France's Nouvelle Vague takes a different approach to stealing from the past. Instead of aping the originals, they seasoned already great post-punk songs with a loungey bossa nova spice.

Those who pay attention to the current rock scene will tell you that the jagged guitars and angular rhythms of post-punk bands like Gang of Four are being regurgitated whole by bands like Franz Ferdinand, Radio 4 and the Futureheads. Other bands like Interpol steal liberally from the Cure and the Chameleons.

While these bands are slender, shaggy and cute enough to catch the attention of fashion editors, the French duo Nouvelle Vague takes a different approach to stealing from the past. Producers Marc Collin and Olivier Libaux met up in 1998 and hatched a plan in which they’d re-record some of their favorite post-punk songs, keeping the basic chords of the song and the lyrics, but instead of aping the original, they seasoned these already great songs with a loungey bossa nova spice. Just to make their intentions clear, the name Nouvelle Vague is the French translation bossa nova, which in English means new wave. That the songs draw from new wave, post-punk and punk genres is really beside the point.

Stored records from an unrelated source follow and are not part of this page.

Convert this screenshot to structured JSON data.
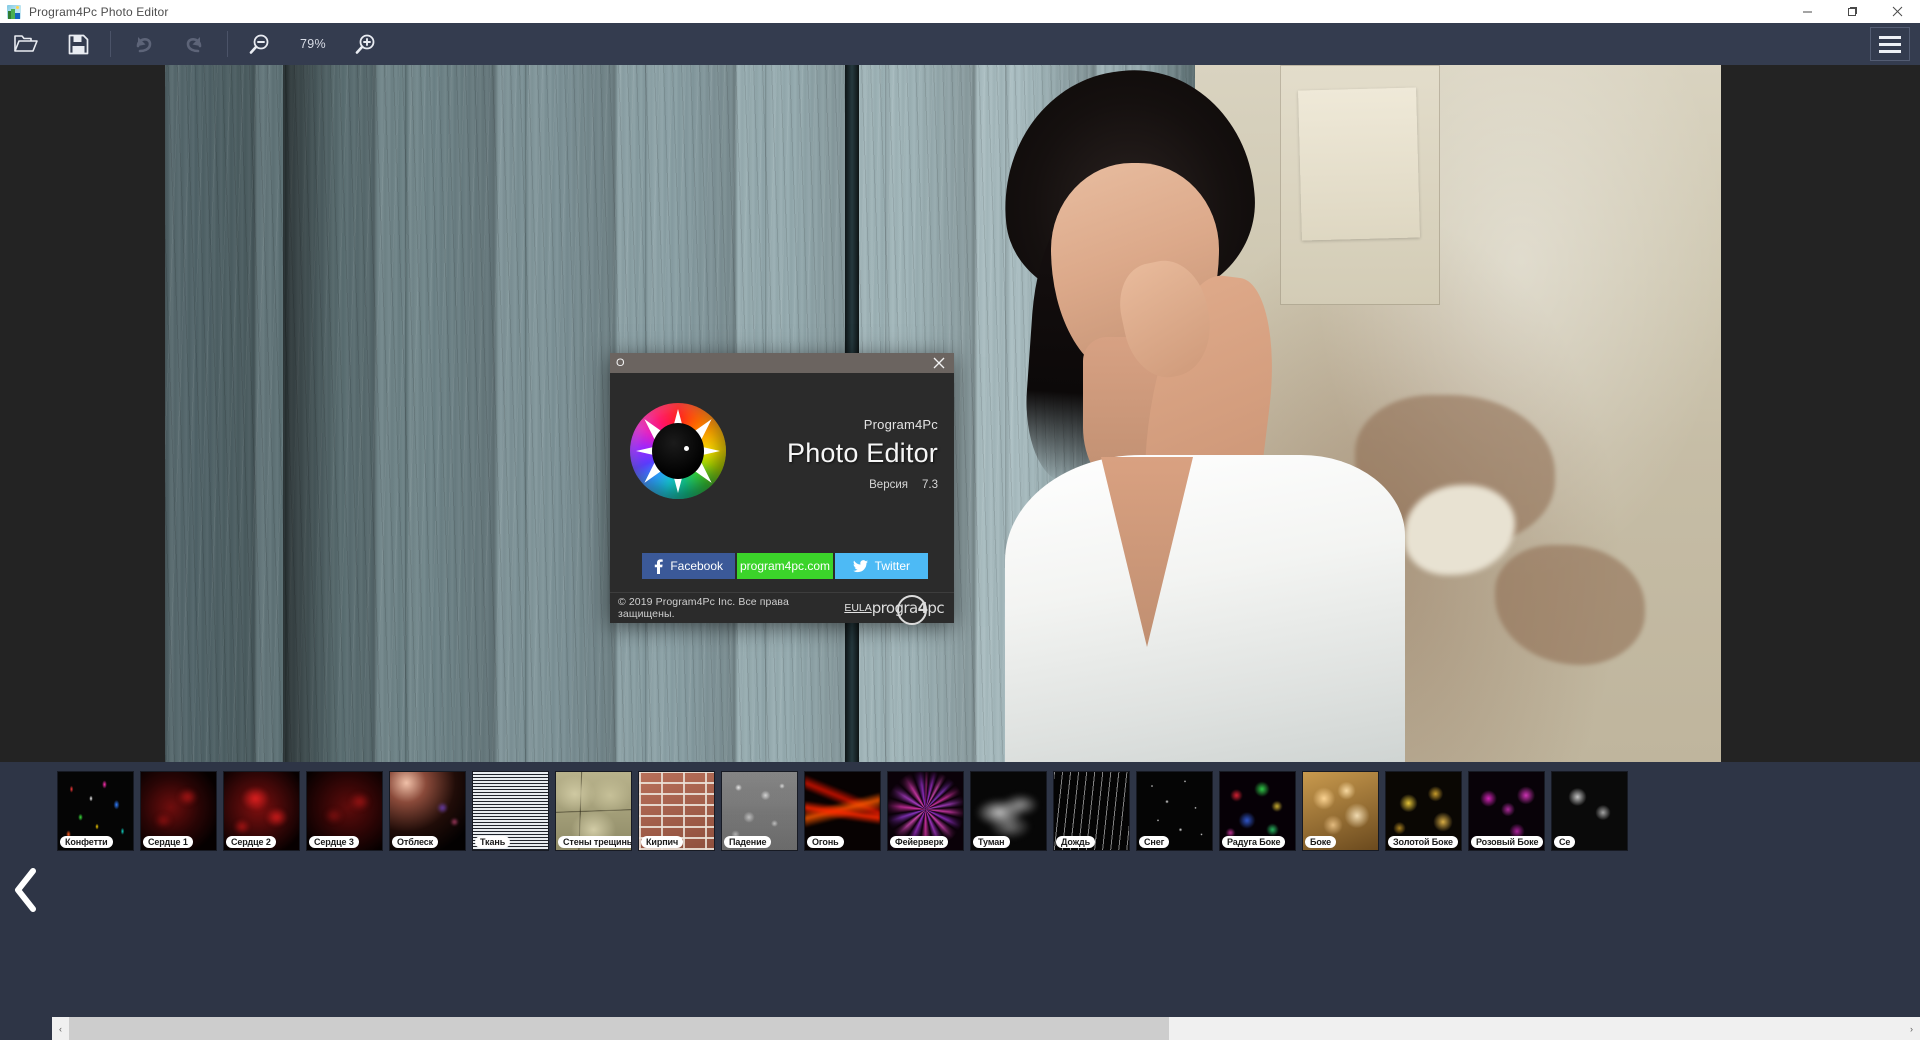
{
  "window": {
    "title": "Program4Pc Photo Editor",
    "app_icon": "photo-app-icon",
    "minimize_label": "Minimize",
    "maximize_label": "Maximize",
    "close_label": "Close"
  },
  "toolbar": {
    "open_label": "Open",
    "open_icon": "folder-open-icon",
    "save_label": "Save",
    "save_icon": "floppy-save-icon",
    "undo_label": "Undo",
    "undo_icon": "undo-arrow-icon",
    "redo_label": "Redo",
    "redo_icon": "redo-arrow-icon",
    "zoom_out_label": "Zoom Out",
    "zoom_out_icon": "magnifier-minus-icon",
    "zoom_in_label": "Zoom In",
    "zoom_in_icon": "magnifier-plus-icon",
    "zoom_level": "79%",
    "menu_label": "Menu",
    "menu_icon": "hamburger-menu-icon"
  },
  "dialog": {
    "title": "О",
    "close_icon": "close-x-icon",
    "logo_icon": "color-wheel-eye-logo",
    "brand_small": "Program4Pc",
    "brand_big": "Photo Editor",
    "version_label": "Версия",
    "version_value": "7.3",
    "buttons": [
      {
        "id": "facebook",
        "label": "Facebook",
        "icon": "facebook-icon",
        "color": "#3b5998"
      },
      {
        "id": "website",
        "label": "program4pc.com",
        "icon": "none",
        "color": "#3bd42a"
      },
      {
        "id": "twitter",
        "label": "Twitter",
        "icon": "twitter-bird-icon",
        "color": "#4dbaf5"
      }
    ],
    "copyright": "© 2019 Program4Pc Inc. Все права защищены.",
    "eula_label": "EULA",
    "footer_logo_pre": "progra",
    "footer_logo_num": "4",
    "footer_logo_post": "pc"
  },
  "filmstrip": {
    "prev_label": "Previous",
    "prev_icon": "chevron-left-icon",
    "items": [
      {
        "label": "Конфетти",
        "art": "a-confetti"
      },
      {
        "label": "Сердце 1",
        "art": "a-heart1"
      },
      {
        "label": "Сердце 2",
        "art": "a-heart2"
      },
      {
        "label": "Сердце 3",
        "art": "a-heart3"
      },
      {
        "label": "Отблеск",
        "art": "a-flare"
      },
      {
        "label": "Ткань",
        "art": "a-fabric"
      },
      {
        "label": "Стены трещины",
        "art": "a-wall"
      },
      {
        "label": "Кирпич",
        "art": "a-brick"
      },
      {
        "label": "Падение",
        "art": "a-drops"
      },
      {
        "label": "Огонь",
        "art": "a-fire"
      },
      {
        "label": "Фейерверк",
        "art": "a-fw"
      },
      {
        "label": "Туман",
        "art": "a-fog"
      },
      {
        "label": "Дождь",
        "art": "a-rain"
      },
      {
        "label": "Снег",
        "art": "a-snow"
      },
      {
        "label": "Радуга Боке",
        "art": "a-rbokeh"
      },
      {
        "label": "Боке",
        "art": "a-bokeh"
      },
      {
        "label": "Золотой Боке",
        "art": "a-gbokeh"
      },
      {
        "label": "Розовый Боке",
        "art": "a-pbokeh"
      },
      {
        "label": "Се",
        "art": "a-sbokeh"
      }
    ]
  },
  "scrollbar": {
    "left_arrow": "‹",
    "right_arrow": "›",
    "thumb_percent": 60
  },
  "colors": {
    "toolbar_bg": "#343c4f",
    "filmstrip_bg": "#2e3546",
    "canvas_bg": "#232323",
    "dialog_bg": "#2b2b2b",
    "dialog_title_bg": "#6b6460",
    "facebook_blue": "#3b5998",
    "site_green": "#3bd42a",
    "twitter_blue": "#4dbaf5"
  }
}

Collin and Libaux, both old enough to remember the songs when they initially came out between 1979-85, didn’t want to butcher the songs or meticulously resurrect them for new audiences. They simply wanted to revisit some old favorites while adding their own new wave twist.

“When I met Marc Collin in 1998, he was the first guy I found who had the same musical ground,” explains Oliver Libaux from his home in Paris. “He was the first guy who I played new wave with, or shared my favorite new wave CDs. When we talked about new wave it was the first time I could talk to someone who was an absolute fan of new wave.”

At the time, electronic music had reached a zeitgeist where acts like Fatboy Slim, Underworld and the Chemical Brothers were some of the biggest draws in Europe and making huge inroads into America. This music touted itself as modern and the next step beyond rock; these two closet cases looked back wistfully and found support in their common love.

We could say again that we were fans of the music. So when we listened back to the Cure and other albums we could feel the creativity of this period. The truth is we have a very strong relationship with this music. But we know we made something very original, so we are ready for all reactions to the music.”

It was the duo’s original intention to record Brazilian musicians and singers, but after using singer Eloisia to record “Love Will Tear Us Apart” it dawned on the two that it would be harder than they had initially thought to find Brazilians in Paris. At the time, the project wasn’t signed so there wasn’t any label to step in to fly them to Rio or hire musicians to come in. Things came into focus when singer Camille came in and did a great job on four songs. Born in 1978, she was French and, like Eloisia, she also didn’t know the songs, so a Nouvelle Vague theme evolved.

“Bringing in these singers made us understand that it was okay that they didn’t know the original,” Libaux points out. “They weren’t afraid to sing a punk song or whatever, and that helped Marc and me. These girls came with freshness and spontaneity. We showed them the lyrics and I played it on my guitar. These girls took the songs and made their own indentation.”

Liba